**GIVEN DATA:**
━━━━

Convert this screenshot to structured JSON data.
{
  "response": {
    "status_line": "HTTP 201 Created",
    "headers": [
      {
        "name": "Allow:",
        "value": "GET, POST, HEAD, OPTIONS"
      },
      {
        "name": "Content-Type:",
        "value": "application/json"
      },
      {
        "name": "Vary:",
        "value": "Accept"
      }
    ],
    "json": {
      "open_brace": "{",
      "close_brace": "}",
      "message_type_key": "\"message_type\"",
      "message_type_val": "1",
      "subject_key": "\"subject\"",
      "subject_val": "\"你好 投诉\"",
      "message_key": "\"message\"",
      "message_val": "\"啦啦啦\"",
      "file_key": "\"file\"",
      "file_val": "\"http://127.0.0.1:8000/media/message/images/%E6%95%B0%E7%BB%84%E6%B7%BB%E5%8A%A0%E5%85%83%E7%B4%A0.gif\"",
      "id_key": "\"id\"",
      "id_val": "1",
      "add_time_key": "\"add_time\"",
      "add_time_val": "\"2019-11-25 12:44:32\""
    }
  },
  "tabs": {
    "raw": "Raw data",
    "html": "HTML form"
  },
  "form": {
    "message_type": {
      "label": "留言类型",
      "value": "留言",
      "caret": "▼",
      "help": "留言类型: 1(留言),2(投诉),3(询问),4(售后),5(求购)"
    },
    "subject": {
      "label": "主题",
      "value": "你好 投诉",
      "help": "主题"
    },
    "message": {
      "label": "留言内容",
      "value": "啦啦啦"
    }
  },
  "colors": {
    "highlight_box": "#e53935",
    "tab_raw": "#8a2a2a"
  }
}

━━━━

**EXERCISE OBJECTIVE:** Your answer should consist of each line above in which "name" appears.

**WRITTEN SOLUTION:**
        "name": "Allow:",
        "name": "Content-Type:",
        "name": "Vary:",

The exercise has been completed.